[Stored dataset items]
════════

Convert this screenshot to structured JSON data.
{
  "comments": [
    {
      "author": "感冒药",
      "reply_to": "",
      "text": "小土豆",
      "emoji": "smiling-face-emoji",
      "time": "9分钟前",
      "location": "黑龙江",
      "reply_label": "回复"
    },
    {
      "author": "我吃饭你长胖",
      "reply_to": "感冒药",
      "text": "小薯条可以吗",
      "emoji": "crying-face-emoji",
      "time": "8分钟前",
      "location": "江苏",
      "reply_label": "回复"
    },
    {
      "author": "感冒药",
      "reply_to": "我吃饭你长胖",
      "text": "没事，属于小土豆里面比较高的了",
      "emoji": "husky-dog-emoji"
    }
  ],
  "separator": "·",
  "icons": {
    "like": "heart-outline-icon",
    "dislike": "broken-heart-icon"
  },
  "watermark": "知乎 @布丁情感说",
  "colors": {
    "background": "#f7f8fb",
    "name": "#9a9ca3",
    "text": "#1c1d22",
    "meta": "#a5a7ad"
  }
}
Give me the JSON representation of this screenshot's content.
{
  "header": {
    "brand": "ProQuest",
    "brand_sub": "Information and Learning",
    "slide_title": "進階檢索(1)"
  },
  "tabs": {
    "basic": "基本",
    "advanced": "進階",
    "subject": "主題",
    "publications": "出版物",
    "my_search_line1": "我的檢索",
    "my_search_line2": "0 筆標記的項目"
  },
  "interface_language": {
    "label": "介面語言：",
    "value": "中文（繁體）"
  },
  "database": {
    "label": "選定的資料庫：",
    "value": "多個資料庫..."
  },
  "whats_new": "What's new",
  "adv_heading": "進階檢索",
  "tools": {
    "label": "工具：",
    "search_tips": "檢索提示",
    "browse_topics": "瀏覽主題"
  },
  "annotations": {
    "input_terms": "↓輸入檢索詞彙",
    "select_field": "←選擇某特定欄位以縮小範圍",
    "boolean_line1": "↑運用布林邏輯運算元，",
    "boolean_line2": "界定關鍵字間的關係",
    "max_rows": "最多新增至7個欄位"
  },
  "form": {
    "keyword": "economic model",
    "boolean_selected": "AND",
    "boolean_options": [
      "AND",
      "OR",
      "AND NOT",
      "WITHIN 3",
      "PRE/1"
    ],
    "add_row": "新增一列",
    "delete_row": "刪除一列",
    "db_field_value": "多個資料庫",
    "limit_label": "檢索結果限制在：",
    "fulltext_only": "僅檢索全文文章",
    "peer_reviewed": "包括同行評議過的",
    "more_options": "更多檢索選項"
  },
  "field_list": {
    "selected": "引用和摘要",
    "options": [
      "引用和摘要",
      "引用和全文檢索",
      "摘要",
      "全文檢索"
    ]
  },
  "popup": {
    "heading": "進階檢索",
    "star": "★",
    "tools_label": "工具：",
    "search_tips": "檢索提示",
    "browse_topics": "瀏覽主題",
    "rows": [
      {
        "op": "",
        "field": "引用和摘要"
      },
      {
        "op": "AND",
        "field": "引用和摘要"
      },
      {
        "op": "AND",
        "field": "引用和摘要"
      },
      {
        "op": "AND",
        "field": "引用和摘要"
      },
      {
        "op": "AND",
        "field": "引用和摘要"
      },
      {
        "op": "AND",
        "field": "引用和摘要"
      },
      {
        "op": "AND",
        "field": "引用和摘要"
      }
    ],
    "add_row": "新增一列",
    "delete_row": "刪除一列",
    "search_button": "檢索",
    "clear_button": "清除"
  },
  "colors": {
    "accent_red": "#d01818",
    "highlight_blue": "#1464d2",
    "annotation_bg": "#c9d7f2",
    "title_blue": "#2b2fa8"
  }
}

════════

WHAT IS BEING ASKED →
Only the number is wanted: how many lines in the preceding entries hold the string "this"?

SOLUTION TO THE EXERCISE →
2